§ ABOUT THIS EXERCISE
The whole listing needs to be written out exactly, except for any images.

*** RECORDS FOR PROCESSING ***

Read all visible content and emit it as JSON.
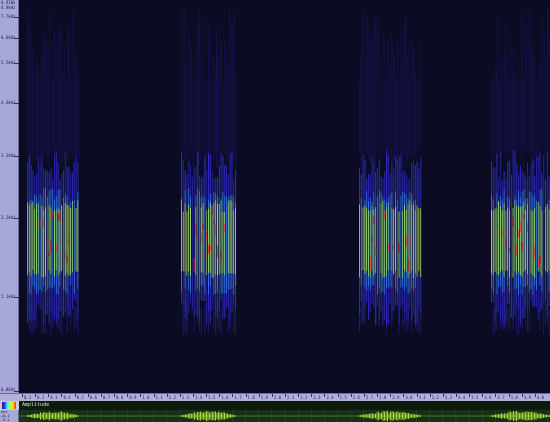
{
  "freq_axis": {
    "labels": [
      "8.910k",
      "8.8kHz",
      "7.7kHz",
      "6.6kHz",
      "5.5kHz",
      "4.4kHz",
      "3.3kHz",
      "2.2kHz",
      "1.1kHz",
      "0.0kHz"
    ]
  },
  "time_axis": {
    "labels": [
      "0.1",
      "0.2",
      "0.3",
      "0.4",
      "0.5",
      "0.6",
      "0.7",
      "0.8",
      "0.9",
      "1.0",
      "1.1",
      "1.2",
      "1.3",
      "1.4",
      "1.5",
      "1.6",
      "1.7",
      "1.8",
      "1.9",
      "2.0",
      "2.1",
      "2.2",
      "2.3",
      "2.4",
      "2.5",
      "2.6",
      "2.7",
      "2.8",
      "2.9",
      "3.0",
      "3.1",
      "3.2",
      "3.3",
      "3.4",
      "3.5",
      "3.6",
      "3.7",
      "3.8",
      "3.9",
      "4.0"
    ]
  },
  "track": {
    "label": "Amplitude"
  },
  "wave_axis": {
    "labels": [
      "pkt",
      "+0.1",
      "-0.1"
    ]
  },
  "colors": {
    "background": "#0c0b24",
    "axis_panel": "#a8a8d8",
    "waveform": "#c8ff40",
    "waveform_bg": "#153015",
    "hot": "#ff2020",
    "warm": "#c8ff40",
    "cool": "#3a3aff"
  }
}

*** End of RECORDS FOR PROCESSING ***

§ FINISHED EXERCISE
Read all visible content and emit it as JSON.
{
  "freq_axis": {
    "labels": [
      "8.910k",
      "8.8kHz",
      "7.7kHz",
      "6.6kHz",
      "5.5kHz",
      "4.4kHz",
      "3.3kHz",
      "2.2kHz",
      "1.1kHz",
      "0.0kHz"
    ]
  },
  "time_axis": {
    "labels": [
      "0.1",
      "0.2",
      "0.3",
      "0.4",
      "0.5",
      "0.6",
      "0.7",
      "0.8",
      "0.9",
      "1.0",
      "1.1",
      "1.2",
      "1.3",
      "1.4",
      "1.5",
      "1.6",
      "1.7",
      "1.8",
      "1.9",
      "2.0",
      "2.1",
      "2.2",
      "2.3",
      "2.4",
      "2.5",
      "2.6",
      "2.7",
      "2.8",
      "2.9",
      "3.0",
      "3.1",
      "3.2",
      "3.3",
      "3.4",
      "3.5",
      "3.6",
      "3.7",
      "3.8",
      "3.9",
      "4.0"
    ]
  },
  "track": {
    "label": "Amplitude"
  },
  "wave_axis": {
    "labels": [
      "pkt",
      "+0.1",
      "-0.1"
    ]
  },
  "colors": {
    "background": "#0c0b24",
    "axis_panel": "#a8a8d8",
    "waveform": "#c8ff40",
    "waveform_bg": "#153015",
    "hot": "#ff2020",
    "warm": "#c8ff40",
    "cool": "#3a3aff"
  }
}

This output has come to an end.